Each record below must be written out exactly as given.

» **Dataset**
------------------------------------------------
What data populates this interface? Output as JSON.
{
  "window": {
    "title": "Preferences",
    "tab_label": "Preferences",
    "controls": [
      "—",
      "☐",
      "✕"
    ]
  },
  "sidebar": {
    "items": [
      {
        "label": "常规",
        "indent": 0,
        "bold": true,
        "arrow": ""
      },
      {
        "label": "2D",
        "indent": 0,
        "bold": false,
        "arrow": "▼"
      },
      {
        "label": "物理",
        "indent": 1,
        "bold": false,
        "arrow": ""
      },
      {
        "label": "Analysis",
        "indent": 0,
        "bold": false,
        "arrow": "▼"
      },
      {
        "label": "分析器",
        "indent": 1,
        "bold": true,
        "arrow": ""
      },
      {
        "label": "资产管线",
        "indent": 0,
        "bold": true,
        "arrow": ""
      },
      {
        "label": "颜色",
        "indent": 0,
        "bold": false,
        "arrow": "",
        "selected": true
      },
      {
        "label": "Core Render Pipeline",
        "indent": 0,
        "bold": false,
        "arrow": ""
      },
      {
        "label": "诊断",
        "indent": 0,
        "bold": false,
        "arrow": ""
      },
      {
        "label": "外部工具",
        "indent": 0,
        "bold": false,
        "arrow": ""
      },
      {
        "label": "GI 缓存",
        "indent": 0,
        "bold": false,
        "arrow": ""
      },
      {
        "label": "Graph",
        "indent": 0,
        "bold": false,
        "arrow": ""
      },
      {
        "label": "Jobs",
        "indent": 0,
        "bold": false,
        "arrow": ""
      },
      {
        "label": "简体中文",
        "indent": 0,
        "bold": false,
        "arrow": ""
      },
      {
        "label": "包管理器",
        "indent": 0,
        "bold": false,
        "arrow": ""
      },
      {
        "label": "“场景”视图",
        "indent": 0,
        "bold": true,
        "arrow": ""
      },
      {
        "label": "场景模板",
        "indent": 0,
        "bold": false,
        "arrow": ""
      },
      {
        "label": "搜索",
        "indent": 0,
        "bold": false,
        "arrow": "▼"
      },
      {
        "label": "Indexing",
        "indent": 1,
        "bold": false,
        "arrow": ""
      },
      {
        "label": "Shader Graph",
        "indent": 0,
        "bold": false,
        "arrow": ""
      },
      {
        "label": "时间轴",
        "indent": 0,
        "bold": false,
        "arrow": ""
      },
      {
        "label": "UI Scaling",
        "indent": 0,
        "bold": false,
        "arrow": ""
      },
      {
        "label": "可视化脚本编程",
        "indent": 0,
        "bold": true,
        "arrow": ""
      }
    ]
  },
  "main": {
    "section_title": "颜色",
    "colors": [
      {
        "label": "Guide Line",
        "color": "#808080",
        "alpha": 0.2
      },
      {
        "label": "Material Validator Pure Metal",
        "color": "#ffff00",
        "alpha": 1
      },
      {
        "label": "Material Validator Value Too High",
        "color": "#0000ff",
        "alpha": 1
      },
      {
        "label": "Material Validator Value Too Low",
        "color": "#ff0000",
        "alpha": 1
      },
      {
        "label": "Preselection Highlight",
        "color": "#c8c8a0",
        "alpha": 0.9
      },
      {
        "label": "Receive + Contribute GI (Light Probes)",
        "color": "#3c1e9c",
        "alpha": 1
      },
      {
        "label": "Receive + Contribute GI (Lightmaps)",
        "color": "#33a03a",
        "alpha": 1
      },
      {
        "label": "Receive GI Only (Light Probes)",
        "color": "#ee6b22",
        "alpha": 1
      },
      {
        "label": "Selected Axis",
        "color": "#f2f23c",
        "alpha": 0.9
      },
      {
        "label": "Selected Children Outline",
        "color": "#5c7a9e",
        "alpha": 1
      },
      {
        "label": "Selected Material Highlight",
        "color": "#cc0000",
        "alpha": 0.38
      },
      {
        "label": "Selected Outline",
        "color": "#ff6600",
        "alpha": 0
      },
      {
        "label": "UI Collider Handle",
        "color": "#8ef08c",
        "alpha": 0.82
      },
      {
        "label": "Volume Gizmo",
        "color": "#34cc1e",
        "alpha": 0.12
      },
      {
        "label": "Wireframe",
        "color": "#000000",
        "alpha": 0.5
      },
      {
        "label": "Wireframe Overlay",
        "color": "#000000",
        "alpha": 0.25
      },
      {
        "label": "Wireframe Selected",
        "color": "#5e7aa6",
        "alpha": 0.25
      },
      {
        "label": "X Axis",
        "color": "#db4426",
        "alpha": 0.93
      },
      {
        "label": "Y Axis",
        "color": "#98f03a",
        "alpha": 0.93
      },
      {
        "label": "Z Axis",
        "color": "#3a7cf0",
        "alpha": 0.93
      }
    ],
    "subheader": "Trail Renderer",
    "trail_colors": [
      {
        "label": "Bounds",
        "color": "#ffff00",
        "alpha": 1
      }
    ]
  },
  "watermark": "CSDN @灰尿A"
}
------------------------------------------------
» **Task answer**
What data populates this interface? Output as JSON.
{
  "window": {
    "title": "Preferences",
    "tab_label": "Preferences",
    "controls": [
      "—",
      "☐",
      "✕"
    ]
  },
  "sidebar": {
    "items": [
      {
        "label": "常规",
        "indent": 0,
        "bold": true,
        "arrow": ""
      },
      {
        "label": "2D",
        "indent": 0,
        "bold": false,
        "arrow": "▼"
      },
      {
        "label": "物理",
        "indent": 1,
        "bold": false,
        "arrow": ""
      },
      {
        "label": "Analysis",
        "indent": 0,
        "bold": false,
        "arrow": "▼"
      },
      {
        "label": "分析器",
        "indent": 1,
        "bold": true,
        "arrow": ""
      },
      {
        "label": "资产管线",
        "indent": 0,
        "bold": true,
        "arrow": ""
      },
      {
        "label": "颜色",
        "indent": 0,
        "bold": false,
        "arrow": "",
        "selected": true
      },
      {
        "label": "Core Render Pipeline",
        "indent": 0,
        "bold": false,
        "arrow": ""
      },
      {
        "label": "诊断",
        "indent": 0,
        "bold": false,
        "arrow": ""
      },
      {
        "label": "外部工具",
        "indent": 0,
        "bold": false,
        "arrow": ""
      },
      {
        "label": "GI 缓存",
        "indent": 0,
        "bold": false,
        "arrow": ""
      },
      {
        "label": "Graph",
        "indent": 0,
        "bold": false,
        "arrow": ""
      },
      {
        "label": "Jobs",
        "indent": 0,
        "bold": false,
        "arrow": ""
      },
      {
        "label": "简体中文",
        "indent": 0,
        "bold": false,
        "arrow": ""
      },
      {
        "label": "包管理器",
        "indent": 0,
        "bold": false,
        "arrow": ""
      },
      {
        "label": "“场景”视图",
        "indent": 0,
        "bold": true,
        "arrow": ""
      },
      {
        "label": "场景模板",
        "indent": 0,
        "bold": false,
        "arrow": ""
      },
      {
        "label": "搜索",
        "indent": 0,
        "bold": false,
        "arrow": "▼"
      },
      {
        "label": "Indexing",
        "indent": 1,
        "bold": false,
        "arrow": ""
      },
      {
        "label": "Shader Graph",
        "indent": 0,
        "bold": false,
        "arrow": ""
      },
      {
        "label": "时间轴",
        "indent": 0,
        "bold": false,
        "arrow": ""
      },
      {
        "label": "UI Scaling",
        "indent": 0,
        "bold": false,
        "arrow": ""
      },
      {
        "label": "可视化脚本编程",
        "indent": 0,
        "bold": true,
        "arrow": ""
      }
    ]
  },
  "main": {
    "section_title": "颜色",
    "colors": [
      {
        "label": "Guide Line",
        "color": "#808080",
        "alpha": 0.2
      },
      {
        "label": "Material Validator Pure Metal",
        "color": "#ffff00",
        "alpha": 1
      },
      {
        "label": "Material Validator Value Too High",
        "color": "#0000ff",
        "alpha": 1
      },
      {
        "label": "Material Validator Value Too Low",
        "color": "#ff0000",
        "alpha": 1
      },
      {
        "label": "Preselection Highlight",
        "color": "#c8c8a0",
        "alpha": 0.9
      },
      {
        "label": "Receive + Contribute GI (Light Probes)",
        "color": "#3c1e9c",
        "alpha": 1
      },
      {
        "label": "Receive + Contribute GI (Lightmaps)",
        "color": "#33a03a",
        "alpha": 1
      },
      {
        "label": "Receive GI Only (Light Probes)",
        "color": "#ee6b22",
        "alpha": 1
      },
      {
        "label": "Selected Axis",
        "color": "#f2f23c",
        "alpha": 0.9
      },
      {
        "label": "Selected Children Outline",
        "color": "#5c7a9e",
        "alpha": 1
      },
      {
        "label": "Selected Material Highlight",
        "color": "#cc0000",
        "alpha": 0.38
      },
      {
        "label": "Selected Outline",
        "color": "#ff6600",
        "alpha": 0
      },
      {
        "label": "UI Collider Handle",
        "color": "#8ef08c",
        "alpha": 0.82
      },
      {
        "label": "Volume Gizmo",
        "color": "#34cc1e",
        "alpha": 0.12
      },
      {
        "label": "Wireframe",
        "color": "#000000",
        "alpha": 0.5
      },
      {
        "label": "Wireframe Overlay",
        "color": "#000000",
        "alpha": 0.25
      },
      {
        "label": "Wireframe Selected",
        "color": "#5e7aa6",
        "alpha": 0.25
      },
      {
        "label": "X Axis",
        "color": "#db4426",
        "alpha": 0.93
      },
      {
        "label": "Y Axis",
        "color": "#98f03a",
        "alpha": 0.93
      },
      {
        "label": "Z Axis",
        "color": "#3a7cf0",
        "alpha": 0.93
      }
    ],
    "subheader": "Trail Renderer",
    "trail_colors": [
      {
        "label": "Bounds",
        "color": "#ffff00",
        "alpha": 1
      }
    ]
  },
  "watermark": "CSDN @灰尿A"
}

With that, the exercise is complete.